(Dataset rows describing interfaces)
- Opening Delimiter -
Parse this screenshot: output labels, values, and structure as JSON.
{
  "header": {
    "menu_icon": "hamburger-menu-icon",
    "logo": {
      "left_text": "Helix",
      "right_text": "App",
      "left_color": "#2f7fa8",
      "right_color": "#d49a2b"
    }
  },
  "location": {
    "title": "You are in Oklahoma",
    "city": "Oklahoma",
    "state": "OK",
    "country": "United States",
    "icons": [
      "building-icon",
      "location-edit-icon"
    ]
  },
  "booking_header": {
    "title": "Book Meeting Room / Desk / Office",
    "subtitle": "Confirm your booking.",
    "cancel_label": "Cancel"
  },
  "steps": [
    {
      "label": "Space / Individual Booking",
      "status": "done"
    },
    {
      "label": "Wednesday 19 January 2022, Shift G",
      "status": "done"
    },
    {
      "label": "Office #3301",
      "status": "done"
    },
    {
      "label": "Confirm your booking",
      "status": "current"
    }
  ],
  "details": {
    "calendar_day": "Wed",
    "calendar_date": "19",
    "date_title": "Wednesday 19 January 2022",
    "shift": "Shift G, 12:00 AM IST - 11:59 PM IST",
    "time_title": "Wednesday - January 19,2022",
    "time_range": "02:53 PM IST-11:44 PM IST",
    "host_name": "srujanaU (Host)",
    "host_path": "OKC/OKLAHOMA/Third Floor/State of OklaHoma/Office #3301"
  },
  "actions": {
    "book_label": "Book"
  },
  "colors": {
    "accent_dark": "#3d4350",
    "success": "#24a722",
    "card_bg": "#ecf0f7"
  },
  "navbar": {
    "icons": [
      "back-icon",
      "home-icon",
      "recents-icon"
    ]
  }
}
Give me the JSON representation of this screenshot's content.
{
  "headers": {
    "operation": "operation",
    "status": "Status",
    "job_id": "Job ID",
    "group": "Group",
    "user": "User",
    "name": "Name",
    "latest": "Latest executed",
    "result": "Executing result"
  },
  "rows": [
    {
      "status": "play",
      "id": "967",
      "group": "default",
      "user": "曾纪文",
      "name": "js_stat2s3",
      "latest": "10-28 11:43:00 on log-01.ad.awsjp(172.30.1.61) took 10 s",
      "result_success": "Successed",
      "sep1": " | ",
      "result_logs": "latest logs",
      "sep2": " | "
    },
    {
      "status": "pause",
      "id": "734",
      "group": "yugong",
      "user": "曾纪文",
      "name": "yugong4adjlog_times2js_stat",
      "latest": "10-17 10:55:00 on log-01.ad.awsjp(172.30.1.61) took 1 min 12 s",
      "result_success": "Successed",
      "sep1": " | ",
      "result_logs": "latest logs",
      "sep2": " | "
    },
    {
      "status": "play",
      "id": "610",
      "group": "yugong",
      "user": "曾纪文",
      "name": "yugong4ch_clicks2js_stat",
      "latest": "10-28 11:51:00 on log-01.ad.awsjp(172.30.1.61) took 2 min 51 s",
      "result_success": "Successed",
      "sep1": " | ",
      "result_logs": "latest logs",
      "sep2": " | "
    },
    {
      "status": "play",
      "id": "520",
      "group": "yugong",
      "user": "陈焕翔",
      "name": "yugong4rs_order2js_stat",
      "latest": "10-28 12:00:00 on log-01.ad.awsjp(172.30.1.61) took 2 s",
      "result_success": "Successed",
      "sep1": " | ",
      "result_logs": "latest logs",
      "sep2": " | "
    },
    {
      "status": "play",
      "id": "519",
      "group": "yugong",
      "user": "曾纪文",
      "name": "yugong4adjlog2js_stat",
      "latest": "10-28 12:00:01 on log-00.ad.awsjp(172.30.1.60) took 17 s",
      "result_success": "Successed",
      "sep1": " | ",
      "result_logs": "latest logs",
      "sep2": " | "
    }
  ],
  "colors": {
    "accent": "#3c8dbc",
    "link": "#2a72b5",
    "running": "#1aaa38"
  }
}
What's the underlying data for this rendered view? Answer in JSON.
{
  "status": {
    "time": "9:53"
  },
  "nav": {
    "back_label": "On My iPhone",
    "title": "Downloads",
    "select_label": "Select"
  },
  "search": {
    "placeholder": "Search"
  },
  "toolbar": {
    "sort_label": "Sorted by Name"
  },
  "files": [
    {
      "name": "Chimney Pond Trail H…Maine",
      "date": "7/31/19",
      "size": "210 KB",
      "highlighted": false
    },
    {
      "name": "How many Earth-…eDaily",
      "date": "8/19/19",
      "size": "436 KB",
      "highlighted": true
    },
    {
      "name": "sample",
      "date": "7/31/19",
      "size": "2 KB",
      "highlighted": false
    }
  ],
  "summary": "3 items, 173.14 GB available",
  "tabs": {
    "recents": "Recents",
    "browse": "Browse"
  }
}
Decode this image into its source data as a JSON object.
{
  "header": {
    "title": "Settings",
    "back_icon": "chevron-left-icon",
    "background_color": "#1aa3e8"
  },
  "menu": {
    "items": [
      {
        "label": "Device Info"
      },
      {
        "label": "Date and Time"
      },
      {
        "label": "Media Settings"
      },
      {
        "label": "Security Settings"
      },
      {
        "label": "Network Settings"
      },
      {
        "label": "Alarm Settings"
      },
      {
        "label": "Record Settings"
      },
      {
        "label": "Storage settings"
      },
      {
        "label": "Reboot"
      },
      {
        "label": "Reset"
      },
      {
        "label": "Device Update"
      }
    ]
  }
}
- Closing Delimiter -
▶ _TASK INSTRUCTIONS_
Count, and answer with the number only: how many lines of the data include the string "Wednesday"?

▶ _SOLUTION TO THE EXERCISE_
3